|Date: Friday, 27 November Kick-off: 19:00 GMT Venue: Seaview, Belfast|
|Coverage: Live video stream on the BBC Sport website and BBC iPlayer|
Northern Ireland manager Kenny Shiels has urged the country’s football fans to get behind the women’s national team in similar fashion to the men’s squad.
Measures introduced by the NI Executive to minimise the spread of Covid-19 mean Friday’s Euro qualifier with Belarus will be played behind closed doors.
That match and next week’s game against the Faroe Islands will be played at the Seaview stadium in north Belfast.
“I want to see Seaview full for these games in the future,” said Shiels.
“We play a good brand of football and we go to watch our national team play because we are proud of that identity.
“I’d love to get to the point where the Green and White Army are supporting the women almost as much as they do the men’s game.
“These girls need the support badly – it shows them they are wanted and their career means something to other people,” added the NI boss.
Northern Ireland will qualify for a play-off spot for the delayed 2022 European Championship finals should they earn wins in their two upcoming fixtures in Belfast.
They are third in Group C, two points ahead of Belarus having played a game more.
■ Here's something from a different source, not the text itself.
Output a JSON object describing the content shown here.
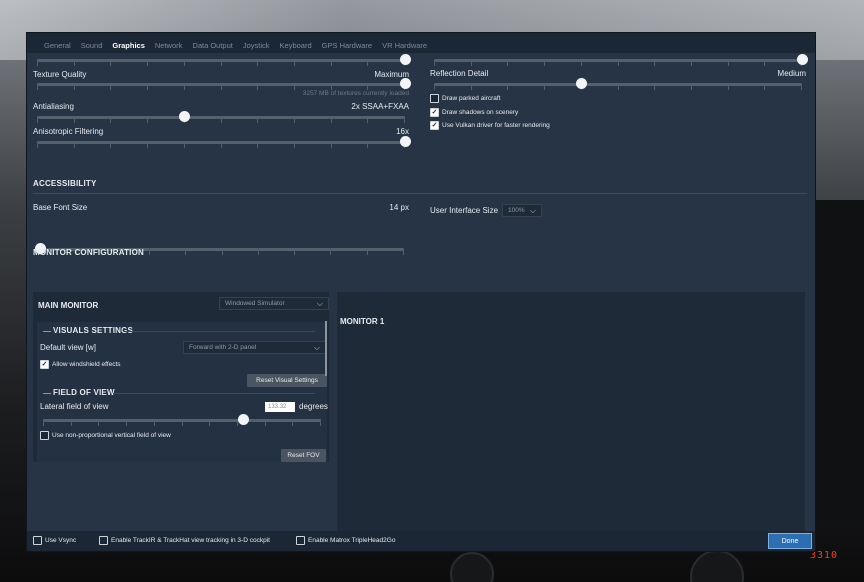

Faroe Islands are bottom having lost their six matches, scoring none and conceding 37.
“We have to isolate the two games and make sure we only have focus on one game at a time,” Shiels told BBC Radio Ulster’s Sportsound Extra Time.
“We must prepare properly and if we are on our game it gives us a better chance of winning.
“It’s about the atmosphere you create around the place. My experience in the game is a big help in regard to the preparation and professionalism and you bring all that together.
“People then want to play for each other and if you can channel that collective energy and everyone trusts each other you have something to build on.”
Last month’s 1-0 away win over Belarus marked a high point for the national team and a number of players in the squad have emphasised the impact that former Kilmarnock manager Shiels has had on the squad since his appointment 18 months ago.
“We came in and did a lot of work on the tactical side – our system of play and how we want them to enjoy their football. That becomes appealing to everybody.
“The girls go out now and feel as if they can achieve something. We have players who can play so we must take the leash off them and let them play.
“This is the biggest game since the women’s international team was formed – that will bring a little bit of tension and nervousness which we must try and manage.”
‘A little less craft, a little more graft’
Northern Ireland must plan without Everton forward Simone Magill, among others, for Friday’s crucial encounter.
“It means we have to dig into out reserves but we have to look at who is present and available and that’s where the focus will be.
“The Belarusian squad is made up mostly of players from two clubs – FC Minsk and Dinamo Minsk – so they have that camaraderie and they are a good team.
“We played a very intelligent game in Minsk last month – we had to take a little bit of craft from the game and add a little bit of graft. That helped us through.
“We must sustain that graft but put the craft back into it. It wasn’t a beautiful performance in Belarus but it was hard-working honest endeavour.”
You can listen to the full interview with Kenny Shiels on Sportsound Extra Time on BBC Sounds.